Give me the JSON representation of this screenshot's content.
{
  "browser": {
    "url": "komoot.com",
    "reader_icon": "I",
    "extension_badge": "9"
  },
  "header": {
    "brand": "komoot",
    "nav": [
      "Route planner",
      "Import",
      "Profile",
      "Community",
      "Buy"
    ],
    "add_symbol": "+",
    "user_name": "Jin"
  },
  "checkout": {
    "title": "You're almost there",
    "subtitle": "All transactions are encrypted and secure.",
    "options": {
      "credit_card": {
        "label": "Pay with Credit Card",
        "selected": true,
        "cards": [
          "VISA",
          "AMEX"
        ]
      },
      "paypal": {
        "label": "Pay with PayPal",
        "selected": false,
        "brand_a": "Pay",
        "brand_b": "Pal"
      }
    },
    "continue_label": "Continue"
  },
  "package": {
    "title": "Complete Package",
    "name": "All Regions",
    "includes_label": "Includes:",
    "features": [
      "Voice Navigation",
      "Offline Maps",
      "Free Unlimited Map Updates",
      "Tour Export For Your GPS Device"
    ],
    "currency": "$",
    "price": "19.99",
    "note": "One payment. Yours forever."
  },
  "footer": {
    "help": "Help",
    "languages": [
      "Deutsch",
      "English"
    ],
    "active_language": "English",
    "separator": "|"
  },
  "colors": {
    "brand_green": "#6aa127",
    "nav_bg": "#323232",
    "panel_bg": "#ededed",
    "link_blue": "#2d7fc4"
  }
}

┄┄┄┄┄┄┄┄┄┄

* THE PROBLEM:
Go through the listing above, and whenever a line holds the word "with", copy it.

* TASK ANSWER:
        "label": "Pay with Credit Card",
        "label": "Pay with PayPal",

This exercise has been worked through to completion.